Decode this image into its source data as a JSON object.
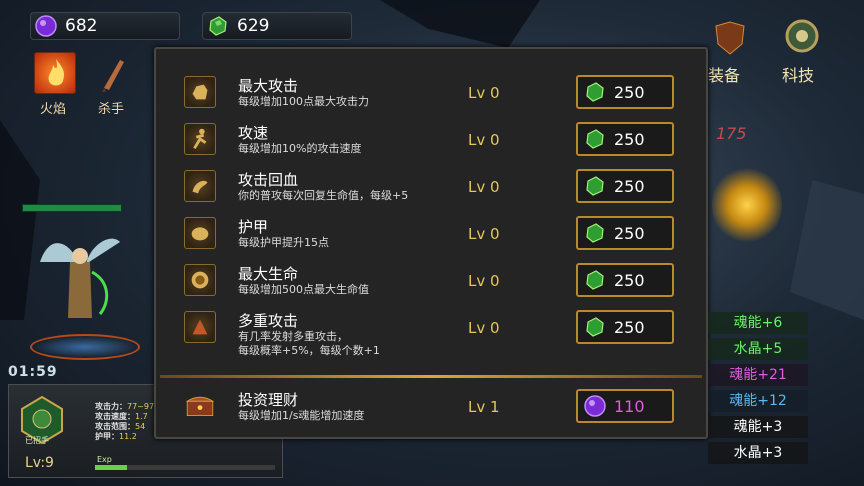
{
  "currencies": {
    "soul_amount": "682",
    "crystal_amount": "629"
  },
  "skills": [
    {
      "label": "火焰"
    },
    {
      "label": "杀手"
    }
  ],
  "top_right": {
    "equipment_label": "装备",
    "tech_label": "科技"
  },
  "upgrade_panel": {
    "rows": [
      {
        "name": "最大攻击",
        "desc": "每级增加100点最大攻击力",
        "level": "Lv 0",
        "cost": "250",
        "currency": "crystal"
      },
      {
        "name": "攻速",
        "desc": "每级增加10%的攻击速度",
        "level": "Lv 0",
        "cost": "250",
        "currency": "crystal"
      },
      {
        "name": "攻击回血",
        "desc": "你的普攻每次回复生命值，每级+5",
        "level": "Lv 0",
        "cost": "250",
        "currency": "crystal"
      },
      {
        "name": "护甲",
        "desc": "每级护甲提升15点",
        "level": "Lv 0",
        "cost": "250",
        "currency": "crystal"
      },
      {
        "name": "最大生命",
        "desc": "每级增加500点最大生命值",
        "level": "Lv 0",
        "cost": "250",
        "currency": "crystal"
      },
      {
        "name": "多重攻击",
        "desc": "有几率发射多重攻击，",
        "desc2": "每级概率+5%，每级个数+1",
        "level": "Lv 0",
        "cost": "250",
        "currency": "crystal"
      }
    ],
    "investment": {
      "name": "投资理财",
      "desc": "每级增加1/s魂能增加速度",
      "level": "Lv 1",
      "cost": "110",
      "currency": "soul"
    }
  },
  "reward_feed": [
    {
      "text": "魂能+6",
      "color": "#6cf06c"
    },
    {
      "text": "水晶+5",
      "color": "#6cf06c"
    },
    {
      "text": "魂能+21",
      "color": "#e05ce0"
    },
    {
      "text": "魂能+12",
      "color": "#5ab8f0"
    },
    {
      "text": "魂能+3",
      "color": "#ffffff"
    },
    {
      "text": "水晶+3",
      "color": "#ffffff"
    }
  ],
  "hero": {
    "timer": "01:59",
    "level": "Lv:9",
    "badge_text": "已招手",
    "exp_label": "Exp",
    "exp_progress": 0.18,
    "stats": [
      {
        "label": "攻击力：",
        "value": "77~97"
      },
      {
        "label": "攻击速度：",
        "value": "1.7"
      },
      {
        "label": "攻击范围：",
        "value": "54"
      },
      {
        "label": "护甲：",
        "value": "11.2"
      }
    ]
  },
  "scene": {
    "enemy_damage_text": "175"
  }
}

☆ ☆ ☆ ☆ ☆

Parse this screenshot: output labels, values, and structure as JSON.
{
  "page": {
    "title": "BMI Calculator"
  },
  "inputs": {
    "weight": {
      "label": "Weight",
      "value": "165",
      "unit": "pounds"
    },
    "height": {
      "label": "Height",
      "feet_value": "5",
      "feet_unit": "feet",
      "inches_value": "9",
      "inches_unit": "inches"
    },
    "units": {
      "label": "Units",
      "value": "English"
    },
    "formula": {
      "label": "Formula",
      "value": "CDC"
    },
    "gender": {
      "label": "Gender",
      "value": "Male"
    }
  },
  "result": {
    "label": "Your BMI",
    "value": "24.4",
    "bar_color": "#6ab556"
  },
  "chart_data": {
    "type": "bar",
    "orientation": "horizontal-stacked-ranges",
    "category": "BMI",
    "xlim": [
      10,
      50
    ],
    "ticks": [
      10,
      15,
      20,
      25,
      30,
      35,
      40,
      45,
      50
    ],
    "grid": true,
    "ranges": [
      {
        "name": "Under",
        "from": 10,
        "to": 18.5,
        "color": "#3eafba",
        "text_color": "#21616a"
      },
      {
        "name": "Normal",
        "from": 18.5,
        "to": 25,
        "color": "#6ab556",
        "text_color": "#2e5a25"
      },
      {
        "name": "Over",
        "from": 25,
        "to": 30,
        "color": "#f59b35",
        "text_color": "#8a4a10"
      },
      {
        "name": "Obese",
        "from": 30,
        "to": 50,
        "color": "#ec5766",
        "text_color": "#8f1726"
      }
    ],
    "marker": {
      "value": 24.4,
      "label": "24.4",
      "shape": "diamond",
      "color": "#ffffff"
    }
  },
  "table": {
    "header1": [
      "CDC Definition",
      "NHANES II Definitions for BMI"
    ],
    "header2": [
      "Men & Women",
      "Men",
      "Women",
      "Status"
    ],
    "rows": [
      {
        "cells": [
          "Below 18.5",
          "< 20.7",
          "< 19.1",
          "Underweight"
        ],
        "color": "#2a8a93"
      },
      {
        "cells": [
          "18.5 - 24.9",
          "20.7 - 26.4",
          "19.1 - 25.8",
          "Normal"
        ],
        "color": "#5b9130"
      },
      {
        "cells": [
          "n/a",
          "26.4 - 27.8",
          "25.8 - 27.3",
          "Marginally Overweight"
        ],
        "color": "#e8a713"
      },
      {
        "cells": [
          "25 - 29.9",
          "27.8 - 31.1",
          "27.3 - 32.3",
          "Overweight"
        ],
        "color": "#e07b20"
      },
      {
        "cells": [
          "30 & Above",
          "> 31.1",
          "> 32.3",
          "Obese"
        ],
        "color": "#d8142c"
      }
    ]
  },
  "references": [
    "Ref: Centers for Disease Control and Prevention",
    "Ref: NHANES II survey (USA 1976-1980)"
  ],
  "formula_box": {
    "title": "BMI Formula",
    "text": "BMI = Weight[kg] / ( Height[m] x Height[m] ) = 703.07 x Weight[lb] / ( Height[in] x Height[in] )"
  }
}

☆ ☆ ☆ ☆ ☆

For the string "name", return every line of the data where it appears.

        "name": "最大攻击",
        "name": "攻速",
        "name": "攻击回血",
        "name": "护甲",
        "name": "最大生命",
        "name": "多重攻击",
      "name": "投资理财",
        "name": "Under",
        "name": "Normal",
        "name": "Over",
        "name": "Obese",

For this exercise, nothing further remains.